SITUATION NUMBER 2: Considering situation number two above... this is a problem that gets generated by pharmacies themselves. These decisions are made by muckity-mucks at the corporate level who don't have a clue as to the danger here. Sure, it SEEMS reasonable to go after business any way you can. Walfart Pharmacy has clients and we want them. Let's offer an incentive to get them to come to our pharmacy and thus shop in our grocery! Let's offer them $25 to transfer a prescription. Who cares if there is inherent danger to overloading pharmacists with having to take the time to manually call all over creation to transfer a prescription over the phone and risk getting the wrong information or making a mistake in transcription? It's all about the bottom line.

In case you don't know, pharmacies DO NOT share patient information with one another when they transfer a prescription. Suppose your drug profile is extensive and you usually get your meds at Pharmacy A. You transfer one of your medications to Pharmacy B and then bring in another prescription to Pharmacy B -- a med which interacts with another medication on your profile at Pharmacy A. The pharmacist at Pharmacy B HAS NO WAY OF KNOWING what is going on. Yes, the pharmacist will counsel you on interactions, but the potential for a mistake or error or drug interaction increases dramatically when you have your medications at different pharmacies. As tempting as the transfer coupons are to your budget, you're best off to stick with one pharmacy for safety.

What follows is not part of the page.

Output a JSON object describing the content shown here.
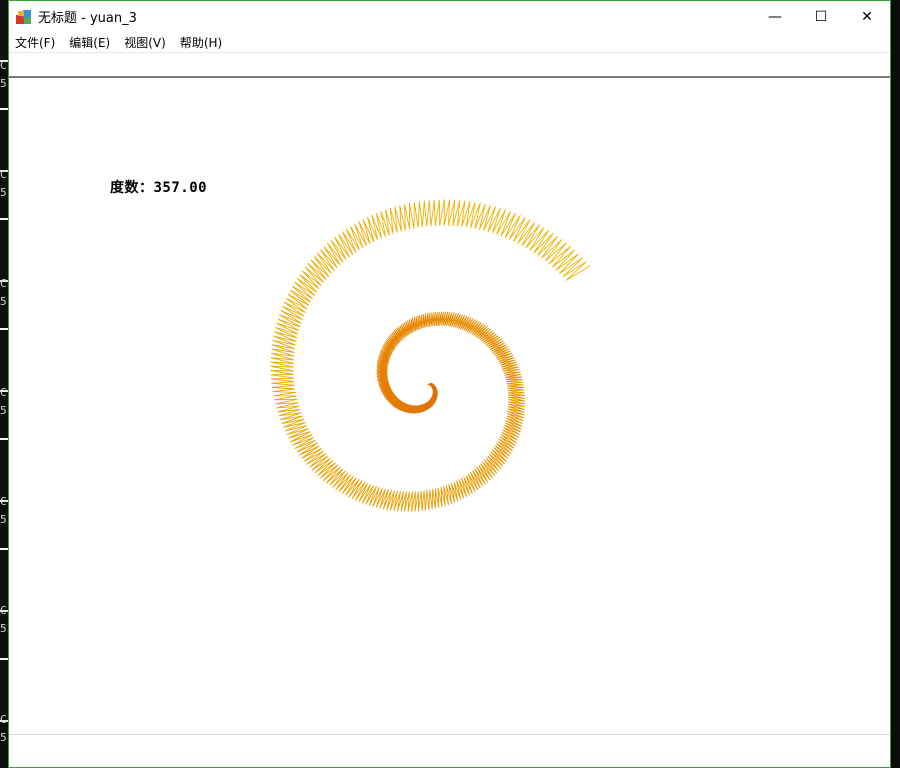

SITUATION NUMBER 3: You might know someone with two medicine cabinets. They take soooo much medication that they can't keep it all in one cabinet (25% of people over age 65 take 10-20 medications daily). I have patients like that in my pharmacy. I have a couple of ladies who literally see a doctor several times a week and they're bringing in new prescriptions every week for something new. Some doctors get so overwhelmed with these patients and/or are so prescription-writing-happy that they write for anything and are unaware of how this could affect the patient. No one wants to see grandma suffer, especially grandpa, but most prescribers are unaware of the extensive amount of drug interactions, especially when multiple medications are involved.

Here's the bottom line:

If you see multiple doctors for the same prescription, YOU have a problem. Get help HERE. There's people out there who want to help. 

If you use multiple pharmacies for your prescriptions, STOP. Find a pharmacy and stay there. If you need to get something at another pharmacy, give the new pharmacy a complete list of your medications.

If you're taking a large list of different medications, ASK for a pharmacy consult. Your doctor or local pharmacist will be happy to enter all your medications into a drug database and discuss interactions with you.